[PROVIDED RECORDS — start]

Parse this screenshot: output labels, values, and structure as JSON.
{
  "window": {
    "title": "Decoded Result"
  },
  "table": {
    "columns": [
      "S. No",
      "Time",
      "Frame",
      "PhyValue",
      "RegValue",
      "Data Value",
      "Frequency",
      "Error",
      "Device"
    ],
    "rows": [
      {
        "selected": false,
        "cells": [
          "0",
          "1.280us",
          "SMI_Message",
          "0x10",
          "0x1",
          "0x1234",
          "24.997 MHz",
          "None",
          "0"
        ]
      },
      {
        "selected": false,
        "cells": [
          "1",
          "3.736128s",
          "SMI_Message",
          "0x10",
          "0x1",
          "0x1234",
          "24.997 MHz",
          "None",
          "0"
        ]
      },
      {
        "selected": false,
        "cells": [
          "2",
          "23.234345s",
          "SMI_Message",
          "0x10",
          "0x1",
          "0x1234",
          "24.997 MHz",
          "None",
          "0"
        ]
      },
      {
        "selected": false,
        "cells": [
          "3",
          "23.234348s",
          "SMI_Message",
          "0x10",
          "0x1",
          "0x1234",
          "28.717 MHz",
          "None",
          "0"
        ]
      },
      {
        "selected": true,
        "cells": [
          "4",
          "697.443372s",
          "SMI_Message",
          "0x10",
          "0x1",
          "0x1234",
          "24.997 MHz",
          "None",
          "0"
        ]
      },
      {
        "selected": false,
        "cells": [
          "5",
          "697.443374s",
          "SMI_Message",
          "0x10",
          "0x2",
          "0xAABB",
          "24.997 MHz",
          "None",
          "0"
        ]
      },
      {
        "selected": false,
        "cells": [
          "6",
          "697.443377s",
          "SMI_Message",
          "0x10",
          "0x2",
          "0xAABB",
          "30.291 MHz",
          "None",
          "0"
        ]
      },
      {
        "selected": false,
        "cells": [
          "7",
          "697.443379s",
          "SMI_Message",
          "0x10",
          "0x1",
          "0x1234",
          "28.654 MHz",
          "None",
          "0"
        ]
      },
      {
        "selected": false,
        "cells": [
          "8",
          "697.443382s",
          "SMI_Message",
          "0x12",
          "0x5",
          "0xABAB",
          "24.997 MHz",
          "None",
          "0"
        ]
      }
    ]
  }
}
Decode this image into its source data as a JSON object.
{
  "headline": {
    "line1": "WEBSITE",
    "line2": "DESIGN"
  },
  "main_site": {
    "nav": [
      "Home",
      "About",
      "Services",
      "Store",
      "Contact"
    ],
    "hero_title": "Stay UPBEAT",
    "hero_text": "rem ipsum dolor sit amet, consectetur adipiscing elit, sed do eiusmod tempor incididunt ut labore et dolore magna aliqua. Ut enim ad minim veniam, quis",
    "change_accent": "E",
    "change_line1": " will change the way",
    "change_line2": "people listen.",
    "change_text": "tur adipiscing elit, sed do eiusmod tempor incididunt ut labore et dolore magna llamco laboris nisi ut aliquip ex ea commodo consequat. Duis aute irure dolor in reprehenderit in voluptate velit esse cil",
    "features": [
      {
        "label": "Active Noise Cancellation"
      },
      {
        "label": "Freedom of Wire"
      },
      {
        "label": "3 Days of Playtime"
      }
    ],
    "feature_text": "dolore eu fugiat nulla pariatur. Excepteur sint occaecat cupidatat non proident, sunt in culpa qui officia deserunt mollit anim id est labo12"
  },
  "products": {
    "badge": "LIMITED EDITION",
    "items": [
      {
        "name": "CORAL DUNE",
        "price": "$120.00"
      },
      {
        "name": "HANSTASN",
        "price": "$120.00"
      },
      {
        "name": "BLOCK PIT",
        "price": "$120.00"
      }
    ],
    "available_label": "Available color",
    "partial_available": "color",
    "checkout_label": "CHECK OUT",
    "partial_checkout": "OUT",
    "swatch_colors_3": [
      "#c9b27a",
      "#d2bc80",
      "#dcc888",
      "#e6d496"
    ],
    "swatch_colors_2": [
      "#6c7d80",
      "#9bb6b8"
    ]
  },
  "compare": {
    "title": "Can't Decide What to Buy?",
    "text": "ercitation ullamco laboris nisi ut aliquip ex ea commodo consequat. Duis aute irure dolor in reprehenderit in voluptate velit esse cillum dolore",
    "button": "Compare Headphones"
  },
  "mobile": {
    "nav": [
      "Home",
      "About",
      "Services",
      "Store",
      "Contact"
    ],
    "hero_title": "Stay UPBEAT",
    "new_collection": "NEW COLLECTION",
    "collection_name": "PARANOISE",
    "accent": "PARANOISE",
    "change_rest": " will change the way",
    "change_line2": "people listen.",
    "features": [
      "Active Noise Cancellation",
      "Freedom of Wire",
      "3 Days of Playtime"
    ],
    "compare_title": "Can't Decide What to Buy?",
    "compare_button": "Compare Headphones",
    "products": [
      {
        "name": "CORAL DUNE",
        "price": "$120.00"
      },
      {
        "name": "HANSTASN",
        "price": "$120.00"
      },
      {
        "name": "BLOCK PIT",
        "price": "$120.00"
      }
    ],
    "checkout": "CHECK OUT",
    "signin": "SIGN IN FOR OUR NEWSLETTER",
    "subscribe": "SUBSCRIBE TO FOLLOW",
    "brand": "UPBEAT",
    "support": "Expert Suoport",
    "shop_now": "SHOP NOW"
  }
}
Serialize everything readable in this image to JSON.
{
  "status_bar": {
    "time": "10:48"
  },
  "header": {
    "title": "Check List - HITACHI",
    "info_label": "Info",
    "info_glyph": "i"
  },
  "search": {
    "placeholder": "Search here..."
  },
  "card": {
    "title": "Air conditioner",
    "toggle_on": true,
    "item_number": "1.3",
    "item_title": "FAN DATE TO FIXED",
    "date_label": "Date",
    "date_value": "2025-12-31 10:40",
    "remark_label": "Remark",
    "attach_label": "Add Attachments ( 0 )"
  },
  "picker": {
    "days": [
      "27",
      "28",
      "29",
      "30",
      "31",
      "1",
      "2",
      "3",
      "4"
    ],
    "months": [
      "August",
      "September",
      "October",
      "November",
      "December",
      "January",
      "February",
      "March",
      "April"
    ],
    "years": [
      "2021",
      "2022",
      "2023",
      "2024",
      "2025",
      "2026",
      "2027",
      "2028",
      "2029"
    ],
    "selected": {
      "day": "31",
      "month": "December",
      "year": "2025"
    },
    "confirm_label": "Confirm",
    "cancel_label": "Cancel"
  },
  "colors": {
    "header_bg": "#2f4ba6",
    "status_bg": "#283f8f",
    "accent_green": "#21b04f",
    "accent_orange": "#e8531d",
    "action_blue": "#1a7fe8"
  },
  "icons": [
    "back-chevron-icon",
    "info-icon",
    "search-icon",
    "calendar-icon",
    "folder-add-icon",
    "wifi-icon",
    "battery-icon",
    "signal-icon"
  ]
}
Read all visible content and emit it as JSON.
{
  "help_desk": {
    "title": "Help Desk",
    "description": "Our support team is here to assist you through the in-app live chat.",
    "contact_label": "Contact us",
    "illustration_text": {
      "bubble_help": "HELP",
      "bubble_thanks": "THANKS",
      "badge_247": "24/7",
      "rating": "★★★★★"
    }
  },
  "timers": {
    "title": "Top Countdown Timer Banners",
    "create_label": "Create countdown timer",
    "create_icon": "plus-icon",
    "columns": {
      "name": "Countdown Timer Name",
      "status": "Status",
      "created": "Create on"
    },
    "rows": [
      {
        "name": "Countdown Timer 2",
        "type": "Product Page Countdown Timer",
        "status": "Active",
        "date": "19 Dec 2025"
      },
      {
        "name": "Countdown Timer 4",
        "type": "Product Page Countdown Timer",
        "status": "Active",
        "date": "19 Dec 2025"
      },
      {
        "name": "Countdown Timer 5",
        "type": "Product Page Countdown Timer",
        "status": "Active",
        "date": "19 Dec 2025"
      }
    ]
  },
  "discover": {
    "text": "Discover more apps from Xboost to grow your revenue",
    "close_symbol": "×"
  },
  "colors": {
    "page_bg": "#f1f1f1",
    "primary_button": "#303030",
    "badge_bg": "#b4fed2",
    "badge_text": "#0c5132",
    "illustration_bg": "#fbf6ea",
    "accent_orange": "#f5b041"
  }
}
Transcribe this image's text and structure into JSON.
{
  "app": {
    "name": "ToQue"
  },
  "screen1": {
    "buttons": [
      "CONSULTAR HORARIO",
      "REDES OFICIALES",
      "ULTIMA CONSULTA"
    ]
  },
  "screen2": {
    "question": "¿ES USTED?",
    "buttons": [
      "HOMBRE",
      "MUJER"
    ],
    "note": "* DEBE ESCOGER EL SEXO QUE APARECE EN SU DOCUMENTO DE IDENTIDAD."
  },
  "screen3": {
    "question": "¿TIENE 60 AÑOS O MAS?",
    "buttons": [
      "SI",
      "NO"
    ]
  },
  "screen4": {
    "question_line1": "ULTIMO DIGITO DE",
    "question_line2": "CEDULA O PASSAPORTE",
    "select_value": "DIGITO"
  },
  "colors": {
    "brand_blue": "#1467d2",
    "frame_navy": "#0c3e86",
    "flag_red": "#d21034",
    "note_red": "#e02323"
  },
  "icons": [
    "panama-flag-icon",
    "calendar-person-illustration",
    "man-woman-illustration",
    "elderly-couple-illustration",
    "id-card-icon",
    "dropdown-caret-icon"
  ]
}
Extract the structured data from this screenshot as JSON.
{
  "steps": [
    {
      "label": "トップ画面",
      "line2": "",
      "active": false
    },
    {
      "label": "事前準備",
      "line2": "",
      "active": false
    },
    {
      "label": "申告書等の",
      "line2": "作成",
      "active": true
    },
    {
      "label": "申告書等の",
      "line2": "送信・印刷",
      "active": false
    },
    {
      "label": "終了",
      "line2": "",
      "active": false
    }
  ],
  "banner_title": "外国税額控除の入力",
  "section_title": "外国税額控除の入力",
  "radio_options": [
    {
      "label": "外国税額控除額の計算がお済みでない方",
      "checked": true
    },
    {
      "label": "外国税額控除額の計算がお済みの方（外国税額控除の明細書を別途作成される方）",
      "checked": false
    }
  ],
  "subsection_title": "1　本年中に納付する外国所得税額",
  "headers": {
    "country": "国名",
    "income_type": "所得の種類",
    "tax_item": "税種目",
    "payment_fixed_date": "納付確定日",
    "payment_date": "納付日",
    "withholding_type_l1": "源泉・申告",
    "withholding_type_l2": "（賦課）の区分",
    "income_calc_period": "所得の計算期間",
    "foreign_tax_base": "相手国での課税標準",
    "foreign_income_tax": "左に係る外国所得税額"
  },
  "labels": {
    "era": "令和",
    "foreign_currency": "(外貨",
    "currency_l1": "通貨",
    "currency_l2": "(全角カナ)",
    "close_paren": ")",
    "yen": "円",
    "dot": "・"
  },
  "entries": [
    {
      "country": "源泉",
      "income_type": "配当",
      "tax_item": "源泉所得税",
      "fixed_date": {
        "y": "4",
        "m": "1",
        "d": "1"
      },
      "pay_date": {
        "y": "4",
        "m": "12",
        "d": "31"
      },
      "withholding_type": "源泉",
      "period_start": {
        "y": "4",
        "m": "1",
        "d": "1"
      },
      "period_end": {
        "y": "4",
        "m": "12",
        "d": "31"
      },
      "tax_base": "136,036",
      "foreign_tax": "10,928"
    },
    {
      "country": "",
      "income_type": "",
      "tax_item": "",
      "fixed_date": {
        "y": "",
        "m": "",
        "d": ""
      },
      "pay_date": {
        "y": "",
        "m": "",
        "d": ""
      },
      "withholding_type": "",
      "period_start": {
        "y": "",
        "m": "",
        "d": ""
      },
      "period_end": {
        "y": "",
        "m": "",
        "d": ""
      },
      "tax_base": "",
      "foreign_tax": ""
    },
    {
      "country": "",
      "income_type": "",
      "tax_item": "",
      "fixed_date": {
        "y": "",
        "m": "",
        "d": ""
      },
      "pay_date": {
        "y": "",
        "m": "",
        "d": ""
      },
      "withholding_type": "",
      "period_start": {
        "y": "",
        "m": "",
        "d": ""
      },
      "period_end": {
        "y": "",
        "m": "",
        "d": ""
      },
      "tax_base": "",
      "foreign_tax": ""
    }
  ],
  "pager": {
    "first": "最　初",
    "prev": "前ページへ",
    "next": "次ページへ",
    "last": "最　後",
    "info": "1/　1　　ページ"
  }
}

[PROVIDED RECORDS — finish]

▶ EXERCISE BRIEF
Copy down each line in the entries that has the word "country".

▶ EXERCISE RESULT
    "country": "国名",
      "country": "源泉",
      "country": "",
      "country": "",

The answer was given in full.